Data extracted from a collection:
•••••
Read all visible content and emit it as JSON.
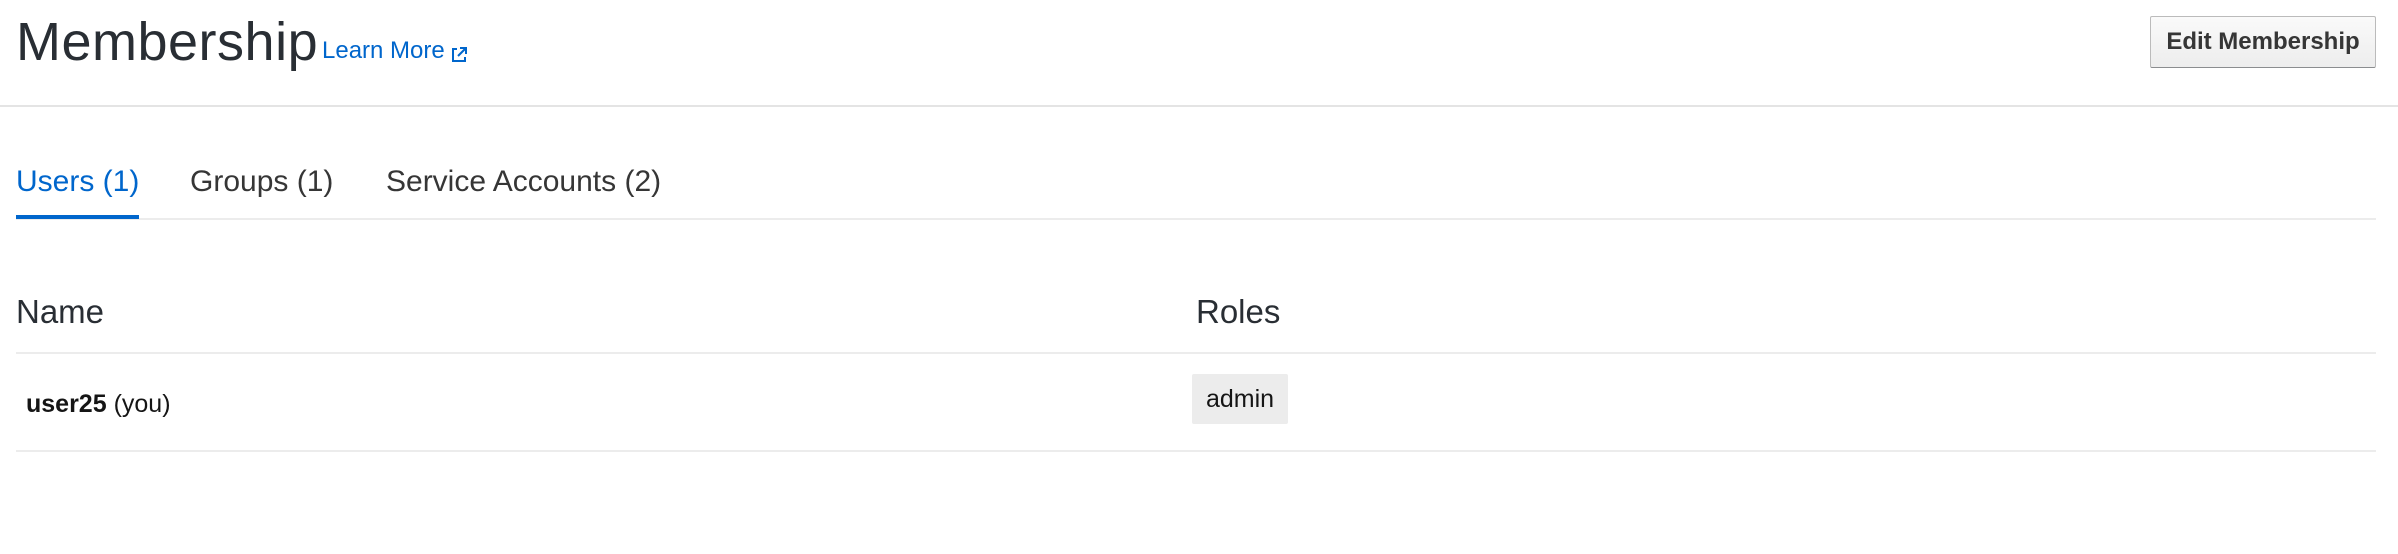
{
  "header": {
    "title": "Membership",
    "learn_more_label": "Learn More",
    "learn_more_icon": "external-link-icon",
    "edit_button_label": "Edit Membership"
  },
  "tabs": [
    {
      "label": "Users (1)",
      "active": true
    },
    {
      "label": "Groups (1)",
      "active": false
    },
    {
      "label": "Service Accounts (2)",
      "active": false
    }
  ],
  "table": {
    "columns": [
      "Name",
      "Roles"
    ],
    "rows": [
      {
        "name": "user25",
        "suffix": "(you)",
        "role": "admin"
      }
    ]
  },
  "colors": {
    "accent": "#0066cc",
    "divider": "#ececec",
    "badge_bg": "#ececec"
  }
}
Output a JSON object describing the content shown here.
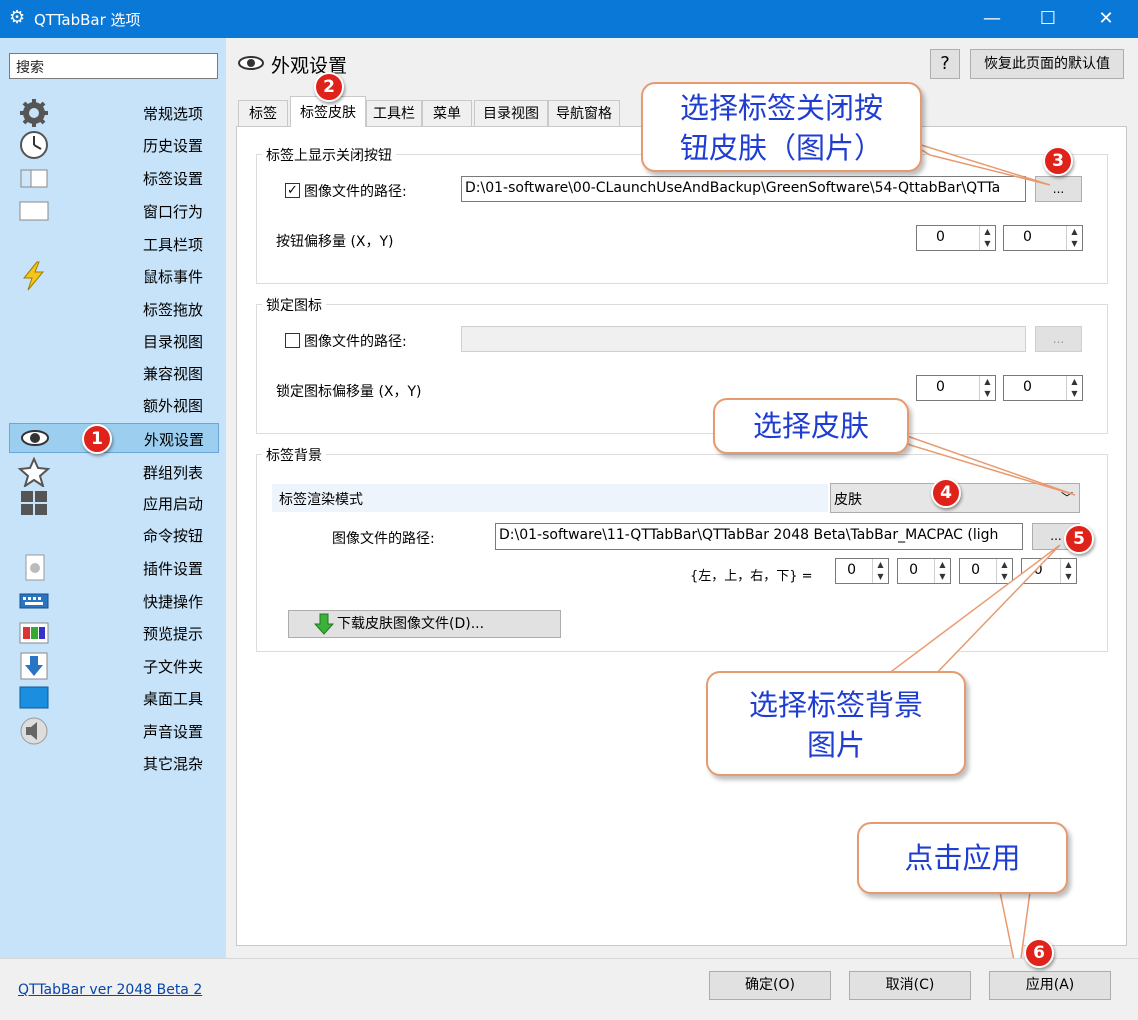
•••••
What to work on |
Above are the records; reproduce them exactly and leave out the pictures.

Task output |
Read all visible content and emit it as JSON.
{
  "header": {
    "title": "Membership",
    "learn_more_label": "Learn More",
    "learn_more_icon": "external-link-icon",
    "edit_button_label": "Edit Membership"
  },
  "tabs": [
    {
      "label": "Users (1)",
      "active": true
    },
    {
      "label": "Groups (1)",
      "active": false
    },
    {
      "label": "Service Accounts (2)",
      "active": false
    }
  ],
  "table": {
    "columns": [
      "Name",
      "Roles"
    ],
    "rows": [
      {
        "name": "user25",
        "suffix": "(you)",
        "role": "admin"
      }
    ]
  },
  "colors": {
    "accent": "#0066cc",
    "divider": "#ececec",
    "badge_bg": "#ececec"
  }
}
Output a JSON object describing the content shown here.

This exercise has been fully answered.